Maryland lawmakers failed to reach a consensus on a tax bill and a
proposal to build a casino in Prince George’s County by the end of the legislative session Monday. But they did agree on one thing: Employers cannot require workers and job applicants to hand over passwords to private social media accounts as a condition of employment.
Maryland is the first state to pass such a law; similar measures are pending in California, Illinois and Michigan.
SB 433 (HB 964) doesn’t mention social media platforms by name, but the issue surfaced last year after Robert Collins, a former officer with the state’s Department of Public Safety and Correctional Services, complained about being asked to provide his Facebook log in information during a recertification interview. The department in 2010 began asking prospective employees for user names and passwords to Facebook accounts as part of a background check to screen employees for gang affiliations, but suspended the practice after the American Civil Liberties Union of Maryland filed a complaint on Collins’s behalf, claiming the practice violated his personal privacy.
A second bill, SB 434 (HB 746), that would have outlawed universities from requiring students and college applicants to disclose user names and passwords for personal electronic accounts passed in the Senate but died in the House.

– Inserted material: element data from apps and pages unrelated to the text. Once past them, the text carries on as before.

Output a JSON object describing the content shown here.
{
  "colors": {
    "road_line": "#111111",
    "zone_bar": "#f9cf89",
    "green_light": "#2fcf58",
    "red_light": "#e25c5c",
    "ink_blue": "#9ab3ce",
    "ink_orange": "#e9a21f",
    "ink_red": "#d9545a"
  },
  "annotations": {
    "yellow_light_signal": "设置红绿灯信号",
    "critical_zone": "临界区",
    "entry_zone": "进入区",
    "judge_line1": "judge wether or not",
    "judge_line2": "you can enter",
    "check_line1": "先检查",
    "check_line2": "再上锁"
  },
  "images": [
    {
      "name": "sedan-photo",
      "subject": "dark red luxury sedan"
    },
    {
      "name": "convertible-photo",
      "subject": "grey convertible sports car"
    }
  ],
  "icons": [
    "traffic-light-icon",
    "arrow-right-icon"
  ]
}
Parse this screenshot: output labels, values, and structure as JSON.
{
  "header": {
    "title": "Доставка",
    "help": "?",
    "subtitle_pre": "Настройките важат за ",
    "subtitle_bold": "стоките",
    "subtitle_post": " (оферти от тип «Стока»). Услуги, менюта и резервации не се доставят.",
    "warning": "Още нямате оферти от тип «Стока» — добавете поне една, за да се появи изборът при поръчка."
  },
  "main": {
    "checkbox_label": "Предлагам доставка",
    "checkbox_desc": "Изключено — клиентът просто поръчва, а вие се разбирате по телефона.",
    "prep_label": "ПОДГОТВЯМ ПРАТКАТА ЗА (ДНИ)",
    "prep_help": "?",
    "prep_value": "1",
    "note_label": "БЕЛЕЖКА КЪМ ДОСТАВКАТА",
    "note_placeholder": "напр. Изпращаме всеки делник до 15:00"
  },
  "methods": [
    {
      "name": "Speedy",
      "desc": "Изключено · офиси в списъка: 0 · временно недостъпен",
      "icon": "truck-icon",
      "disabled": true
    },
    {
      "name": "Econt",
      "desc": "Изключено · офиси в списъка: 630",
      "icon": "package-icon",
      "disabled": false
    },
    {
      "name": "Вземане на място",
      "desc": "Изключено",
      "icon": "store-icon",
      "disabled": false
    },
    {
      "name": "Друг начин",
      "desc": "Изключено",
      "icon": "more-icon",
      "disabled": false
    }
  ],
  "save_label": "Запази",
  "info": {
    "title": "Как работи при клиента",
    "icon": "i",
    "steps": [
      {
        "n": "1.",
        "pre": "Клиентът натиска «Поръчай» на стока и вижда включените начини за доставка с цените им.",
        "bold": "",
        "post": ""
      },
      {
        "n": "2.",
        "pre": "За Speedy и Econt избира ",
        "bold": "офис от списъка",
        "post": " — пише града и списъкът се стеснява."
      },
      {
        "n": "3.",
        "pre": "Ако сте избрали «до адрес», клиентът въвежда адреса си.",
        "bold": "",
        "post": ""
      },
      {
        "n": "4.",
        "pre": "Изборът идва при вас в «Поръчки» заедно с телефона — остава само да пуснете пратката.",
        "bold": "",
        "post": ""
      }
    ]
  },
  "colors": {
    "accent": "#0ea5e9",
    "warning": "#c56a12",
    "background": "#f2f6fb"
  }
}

The bill came on the heels of a growing number of universities hiring third-party vendors to monitor student athletes’ Tweets and Facebook posts by having students install social media monitoring software onto personal electronic devices.
Brad Shear, a Bethesda attorney who worked with Sen. Ronald Young’s office on both bills, said banning employers from collecting password-protected information is a win for both employees and companies.
“It not only protects employees’ privacy, it also protects employers,” said Shear, who in 2010 helped draft Maryland’s election laws regulating candidates’ use of social media pages. “It protects [employers] from having to create new legal duties and liabilities and compliance costs.”
The legislation now heads to Gov. Martin O’Malley (D).